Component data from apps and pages

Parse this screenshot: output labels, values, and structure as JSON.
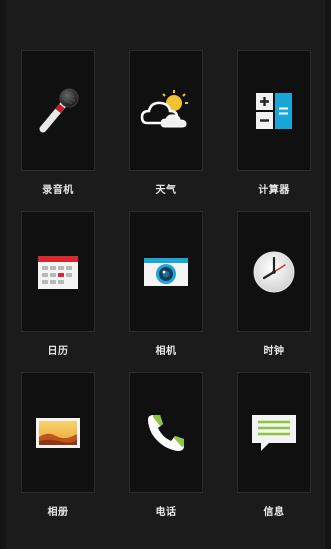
{
  "apps": [
    {
      "label": "录音机",
      "icon": "microphone-icon",
      "name": "recorder"
    },
    {
      "label": "天气",
      "icon": "weather-icon",
      "name": "weather"
    },
    {
      "label": "计算器",
      "icon": "calculator-icon",
      "name": "calculator"
    },
    {
      "label": "日历",
      "icon": "calendar-icon",
      "name": "calendar"
    },
    {
      "label": "相机",
      "icon": "camera-icon",
      "name": "camera"
    },
    {
      "label": "时钟",
      "icon": "clock-icon",
      "name": "clock"
    },
    {
      "label": "相册",
      "icon": "gallery-icon",
      "name": "gallery"
    },
    {
      "label": "电话",
      "icon": "phone-icon",
      "name": "phone"
    },
    {
      "label": "信息",
      "icon": "message-icon",
      "name": "messages"
    }
  ],
  "colors": {
    "background": "#151515",
    "tile": "#101010",
    "tile_border": "#2c2c2c",
    "label": "#e6e6e6",
    "accent_blue": "#1aa6d6",
    "accent_green": "#8cc63f"
  }
}
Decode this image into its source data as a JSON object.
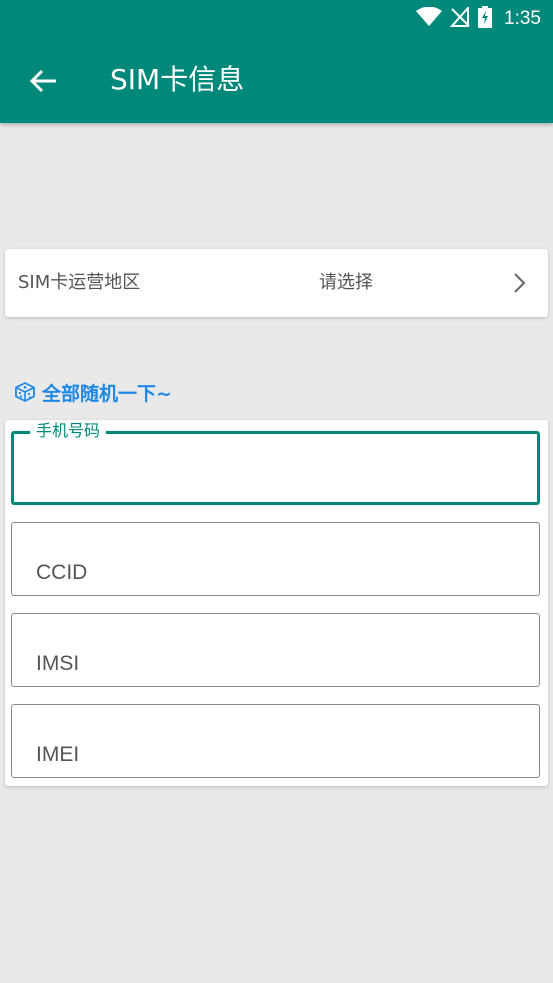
{
  "status_bar": {
    "time": "1:35",
    "icons": [
      "wifi-icon",
      "no-signal-icon",
      "battery-charging-icon"
    ]
  },
  "app_bar": {
    "title": "SIM卡信息",
    "back_icon": "arrow-left-icon"
  },
  "region_selector": {
    "label": "SIM卡运营地区",
    "value": "请选择",
    "chevron_icon": "chevron-right-icon"
  },
  "randomize": {
    "label": "全部随机一下~",
    "icon": "dice-icon"
  },
  "form": {
    "phone": {
      "label": "手机号码",
      "value": ""
    },
    "ccid": {
      "placeholder": "CCID",
      "value": ""
    },
    "imsi": {
      "placeholder": "IMSI",
      "value": ""
    },
    "imei": {
      "placeholder": "IMEI",
      "value": ""
    }
  },
  "colors": {
    "primary": "#00897b",
    "accent_link": "#1e88e5",
    "background": "#e9e9e9",
    "card": "#ffffff"
  }
}
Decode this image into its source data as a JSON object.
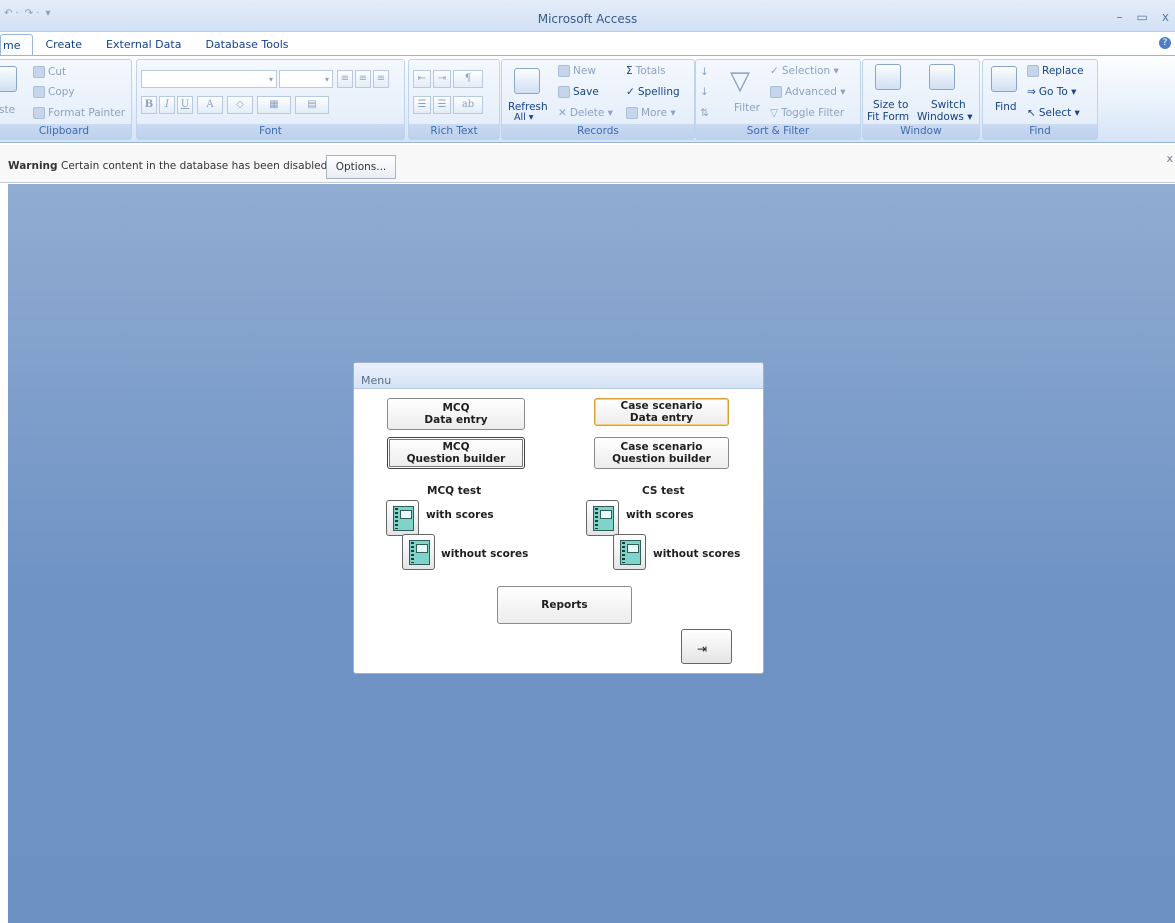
{
  "window": {
    "title": "Microsoft Access",
    "controls": [
      "–",
      "▭",
      "x"
    ]
  },
  "qat": {
    "undo": "↶ ·",
    "redo": "↷ ·",
    "customize": "▾"
  },
  "tabs": [
    "me",
    "Create",
    "External Data",
    "Database Tools"
  ],
  "help_glyph": "?",
  "ribbon": {
    "clipboard": {
      "label": "Clipboard",
      "paste": "ste",
      "cut": "Cut",
      "copy": "Copy",
      "format_painter": "Format Painter"
    },
    "font": {
      "label": "Font",
      "bold": "B",
      "italic": "I",
      "underline": "U",
      "font_color": "A"
    },
    "rich_text": {
      "label": "Rich Text"
    },
    "records": {
      "label": "Records",
      "refresh": "Refresh",
      "refresh_sub": "All ▾",
      "new": "New",
      "save": "Save",
      "delete": "Delete ▾",
      "totals": "Totals",
      "spelling": "Spelling",
      "more": "More ▾"
    },
    "sort_filter": {
      "label": "Sort & Filter",
      "filter": "Filter",
      "selection": "Selection ▾",
      "advanced": "Advanced ▾",
      "toggle_filter": "Toggle Filter"
    },
    "window": {
      "label": "Window",
      "size_to_fit_1": "Size to",
      "size_to_fit_2": "Fit Form",
      "switch_1": "Switch",
      "switch_2": "Windows ▾"
    },
    "find": {
      "label": "Find",
      "find": "Find",
      "replace": "Replace",
      "goto": "Go To ▾",
      "select": "Select ▾"
    }
  },
  "warning": {
    "label": "Warning",
    "text": "Certain content in the database has been disabled",
    "options_button": "Options...",
    "close": "x"
  },
  "form": {
    "title": "Menu",
    "mcq_data_entry": [
      "MCQ",
      "Data entry"
    ],
    "case_data_entry": [
      "Case scenario",
      "Data entry"
    ],
    "mcq_question_builder": [
      "MCQ",
      "Question builder"
    ],
    "case_question_builder": [
      "Case scenario",
      "Question builder"
    ],
    "mcq_test_label": "MCQ test",
    "cs_test_label": "CS test",
    "with_scores": "with scores",
    "without_scores": "without scores",
    "reports": "Reports",
    "exit_glyph": "⇥"
  }
}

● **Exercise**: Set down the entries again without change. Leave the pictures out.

● **Task solution**:
Parse this screenshot: output labels, values, and structure as JSON.
{
  "apps": [
    {
      "label": "录音机",
      "icon": "microphone-icon",
      "name": "recorder"
    },
    {
      "label": "天气",
      "icon": "weather-icon",
      "name": "weather"
    },
    {
      "label": "计算器",
      "icon": "calculator-icon",
      "name": "calculator"
    },
    {
      "label": "日历",
      "icon": "calendar-icon",
      "name": "calendar"
    },
    {
      "label": "相机",
      "icon": "camera-icon",
      "name": "camera"
    },
    {
      "label": "时钟",
      "icon": "clock-icon",
      "name": "clock"
    },
    {
      "label": "相册",
      "icon": "gallery-icon",
      "name": "gallery"
    },
    {
      "label": "电话",
      "icon": "phone-icon",
      "name": "phone"
    },
    {
      "label": "信息",
      "icon": "message-icon",
      "name": "messages"
    }
  ],
  "colors": {
    "background": "#151515",
    "tile": "#101010",
    "tile_border": "#2c2c2c",
    "label": "#e6e6e6",
    "accent_blue": "#1aa6d6",
    "accent_green": "#8cc63f"
  }
}
Decode this image into its source data as a JSON object.
{
  "status_bar": {
    "time": "1:35",
    "icons": [
      "wifi-icon",
      "no-signal-icon",
      "battery-charging-icon"
    ]
  },
  "app_bar": {
    "title": "SIM卡信息",
    "back_icon": "arrow-left-icon"
  },
  "region_selector": {
    "label": "SIM卡运营地区",
    "value": "请选择",
    "chevron_icon": "chevron-right-icon"
  },
  "randomize": {
    "label": "全部随机一下~",
    "icon": "dice-icon"
  },
  "form": {
    "phone": {
      "label": "手机号码",
      "value": ""
    },
    "ccid": {
      "placeholder": "CCID",
      "value": ""
    },
    "imsi": {
      "placeholder": "IMSI",
      "value": ""
    },
    "imei": {
      "placeholder": "IMEI",
      "value": ""
    }
  },
  "colors": {
    "primary": "#00897b",
    "accent_link": "#1e88e5",
    "background": "#e9e9e9",
    "card": "#ffffff"
  }
}
Decode this image into its source data as a JSON object.
{
  "window": {
    "title": "Microsoft Access",
    "controls": [
      "–",
      "▭",
      "x"
    ]
  },
  "qat": {
    "undo": "↶ ·",
    "redo": "↷ ·",
    "customize": "▾"
  },
  "tabs": [
    "me",
    "Create",
    "External Data",
    "Database Tools"
  ],
  "help_glyph": "?",
  "ribbon": {
    "clipboard": {
      "label": "Clipboard",
      "paste": "ste",
      "cut": "Cut",
      "copy": "Copy",
      "format_painter": "Format Painter"
    },
    "font": {
      "label": "Font",
      "bold": "B",
      "italic": "I",
      "underline": "U",
      "font_color": "A"
    },
    "rich_text": {
      "label": "Rich Text"
    },
    "records": {
      "label": "Records",
      "refresh": "Refresh",
      "refresh_sub": "All ▾",
      "new": "New",
      "save": "Save",
      "delete": "Delete ▾",
      "totals": "Totals",
      "spelling": "Spelling",
      "more": "More ▾"
    },
    "sort_filter": {
      "label": "Sort & Filter",
      "filter": "Filter",
      "selection": "Selection ▾",
      "advanced": "Advanced ▾",
      "toggle_filter": "Toggle Filter"
    },
    "window": {
      "label": "Window",
      "size_to_fit_1": "Size to",
      "size_to_fit_2": "Fit Form",
      "switch_1": "Switch",
      "switch_2": "Windows ▾"
    },
    "find": {
      "label": "Find",
      "find": "Find",
      "replace": "Replace",
      "goto": "Go To ▾",
      "select": "Select ▾"
    }
  },
  "warning": {
    "label": "Warning",
    "text": "Certain content in the database has been disabled",
    "options_button": "Options...",
    "close": "x"
  },
  "form": {
    "title": "Menu",
    "mcq_data_entry": [
      "MCQ",
      "Data entry"
    ],
    "case_data_entry": [
      "Case scenario",
      "Data entry"
    ],
    "mcq_question_builder": [
      "MCQ",
      "Question builder"
    ],
    "case_question_builder": [
      "Case scenario",
      "Question builder"
    ],
    "mcq_test_label": "MCQ test",
    "cs_test_label": "CS test",
    "with_scores": "with scores",
    "without_scores": "without scores",
    "reports": "Reports",
    "exit_glyph": "⇥"
  }
}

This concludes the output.